* REQUIRED WORK
Copy each line of the material beneath that holds the word "this".

* DATA EXTRACTS
..........

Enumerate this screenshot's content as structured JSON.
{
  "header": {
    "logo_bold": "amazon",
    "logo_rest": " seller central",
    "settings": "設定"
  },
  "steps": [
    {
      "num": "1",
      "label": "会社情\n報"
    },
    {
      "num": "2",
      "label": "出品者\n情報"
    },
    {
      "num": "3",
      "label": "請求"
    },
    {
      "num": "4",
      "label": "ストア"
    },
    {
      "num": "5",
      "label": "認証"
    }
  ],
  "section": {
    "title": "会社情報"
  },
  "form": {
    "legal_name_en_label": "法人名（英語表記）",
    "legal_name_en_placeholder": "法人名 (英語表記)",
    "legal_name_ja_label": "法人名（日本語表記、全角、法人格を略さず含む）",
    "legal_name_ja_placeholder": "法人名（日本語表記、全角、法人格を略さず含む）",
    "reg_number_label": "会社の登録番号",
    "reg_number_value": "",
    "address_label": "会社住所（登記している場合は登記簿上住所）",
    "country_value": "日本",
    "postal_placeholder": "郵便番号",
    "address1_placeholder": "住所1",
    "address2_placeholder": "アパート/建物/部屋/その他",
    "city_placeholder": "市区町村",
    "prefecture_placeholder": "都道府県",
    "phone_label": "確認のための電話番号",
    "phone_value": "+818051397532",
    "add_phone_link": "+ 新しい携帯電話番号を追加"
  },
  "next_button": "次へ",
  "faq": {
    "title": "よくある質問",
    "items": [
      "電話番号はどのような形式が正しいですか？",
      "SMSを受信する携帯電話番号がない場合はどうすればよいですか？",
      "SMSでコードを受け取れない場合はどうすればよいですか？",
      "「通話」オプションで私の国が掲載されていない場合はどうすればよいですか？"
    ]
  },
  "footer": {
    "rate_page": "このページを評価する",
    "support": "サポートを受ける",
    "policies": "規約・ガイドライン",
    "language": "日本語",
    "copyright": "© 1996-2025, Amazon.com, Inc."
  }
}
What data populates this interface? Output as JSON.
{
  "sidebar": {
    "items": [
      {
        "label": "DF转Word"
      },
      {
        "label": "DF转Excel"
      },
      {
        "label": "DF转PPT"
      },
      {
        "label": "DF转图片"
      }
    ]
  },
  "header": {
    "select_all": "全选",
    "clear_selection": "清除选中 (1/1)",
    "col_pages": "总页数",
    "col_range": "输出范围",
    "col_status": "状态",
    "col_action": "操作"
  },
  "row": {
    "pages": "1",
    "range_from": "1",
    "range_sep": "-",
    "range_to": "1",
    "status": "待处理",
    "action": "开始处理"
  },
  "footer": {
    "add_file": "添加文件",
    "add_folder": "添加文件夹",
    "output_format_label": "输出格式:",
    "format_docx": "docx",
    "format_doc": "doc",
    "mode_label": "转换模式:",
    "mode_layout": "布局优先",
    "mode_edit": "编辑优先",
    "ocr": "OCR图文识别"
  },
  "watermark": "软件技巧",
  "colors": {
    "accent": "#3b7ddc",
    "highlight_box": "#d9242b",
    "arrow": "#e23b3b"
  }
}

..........

* OUTPUT OF THE TASK
Enumerate this screenshot's content as structured JSON.
What data populates this interface? Output as JSON.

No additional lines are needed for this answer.